Facebook founder Mark Zuckerberg offers another case study. The multibillionaire advocates for a fluid southern border and lax immigration enforcement, but he has also stealthily spent $30 million to buy up four homes surrounding his Palo Alto estate. They form a sort of no-man’s-land defense outside his own Maginot Line fence, presumably designed against hoi polloi who might not share Zuckerberg’s taste or sense of privacy. Zuckerberg’s other estate in San Francisco is prompting neighbors’ complaints because his security team takes up all the best parking spaces. Walls and border security seem dear to the heart of the open-borders multibillionaire—when it’s his wall, his border security.
Academics may now caricature borders, but key to their posturing is either an ignorance of, or an unwillingness to address, why tens of millions of people choose to cross borders in the first place, leaving their homelands, language fluency, or capital—and at great personal risk. The answer is obvious, and it has little to do with natural resources or climate: migration, as it was in Rome during the fifth century AD, or as it was in the 1960s between mainland China and Hong Kong—and is now in the case of North and South Korea—has usually been a one-way street, from the non-West to the West or its Westernized manifestations.
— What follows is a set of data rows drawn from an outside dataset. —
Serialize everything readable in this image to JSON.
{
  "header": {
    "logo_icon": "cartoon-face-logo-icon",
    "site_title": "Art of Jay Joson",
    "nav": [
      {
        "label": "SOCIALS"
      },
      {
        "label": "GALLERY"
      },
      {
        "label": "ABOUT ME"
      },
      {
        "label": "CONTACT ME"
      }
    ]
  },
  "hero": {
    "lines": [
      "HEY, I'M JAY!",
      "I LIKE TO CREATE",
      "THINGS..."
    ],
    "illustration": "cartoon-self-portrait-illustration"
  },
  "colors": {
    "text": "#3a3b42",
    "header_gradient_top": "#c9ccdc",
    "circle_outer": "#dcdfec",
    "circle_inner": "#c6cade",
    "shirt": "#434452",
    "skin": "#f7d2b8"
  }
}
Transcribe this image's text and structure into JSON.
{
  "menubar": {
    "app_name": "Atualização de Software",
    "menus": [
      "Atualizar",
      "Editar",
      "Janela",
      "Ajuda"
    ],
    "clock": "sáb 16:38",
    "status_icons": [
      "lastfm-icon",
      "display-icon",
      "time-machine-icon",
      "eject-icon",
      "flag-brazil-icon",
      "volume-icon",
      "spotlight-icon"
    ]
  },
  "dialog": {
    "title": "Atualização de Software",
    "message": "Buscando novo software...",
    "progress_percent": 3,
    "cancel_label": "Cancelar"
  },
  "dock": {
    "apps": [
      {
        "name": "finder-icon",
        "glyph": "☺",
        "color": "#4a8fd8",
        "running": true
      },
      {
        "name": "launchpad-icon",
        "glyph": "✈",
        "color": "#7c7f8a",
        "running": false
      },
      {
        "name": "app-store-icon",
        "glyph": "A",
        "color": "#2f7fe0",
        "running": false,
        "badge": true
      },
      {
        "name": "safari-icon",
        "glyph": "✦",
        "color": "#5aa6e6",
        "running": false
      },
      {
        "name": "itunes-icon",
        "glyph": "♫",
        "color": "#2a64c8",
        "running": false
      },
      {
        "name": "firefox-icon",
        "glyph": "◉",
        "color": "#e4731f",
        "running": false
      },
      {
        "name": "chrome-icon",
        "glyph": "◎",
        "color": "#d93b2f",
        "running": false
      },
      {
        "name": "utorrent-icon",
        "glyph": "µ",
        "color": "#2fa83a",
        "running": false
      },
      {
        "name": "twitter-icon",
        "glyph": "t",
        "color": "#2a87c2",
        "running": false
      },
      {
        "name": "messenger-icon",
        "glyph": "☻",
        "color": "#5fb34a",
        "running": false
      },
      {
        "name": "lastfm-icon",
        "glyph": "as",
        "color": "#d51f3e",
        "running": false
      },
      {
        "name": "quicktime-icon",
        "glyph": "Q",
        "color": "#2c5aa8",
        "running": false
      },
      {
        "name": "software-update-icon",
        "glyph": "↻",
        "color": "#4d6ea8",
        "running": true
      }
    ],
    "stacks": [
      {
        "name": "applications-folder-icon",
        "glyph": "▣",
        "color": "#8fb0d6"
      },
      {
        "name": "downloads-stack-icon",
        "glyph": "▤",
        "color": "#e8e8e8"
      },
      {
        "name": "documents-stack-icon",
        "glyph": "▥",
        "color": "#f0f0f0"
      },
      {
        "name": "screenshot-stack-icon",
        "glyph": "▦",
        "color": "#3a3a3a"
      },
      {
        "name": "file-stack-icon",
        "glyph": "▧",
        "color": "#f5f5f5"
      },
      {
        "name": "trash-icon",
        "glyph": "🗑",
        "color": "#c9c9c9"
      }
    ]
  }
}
People walk, climb, swim, and fly across borders, secure in the knowledge that boundaries mark different approaches to human experience, with one side usually perceived as more successful or inviting than the other.
Ever excellent VDH. Hard to excerpt.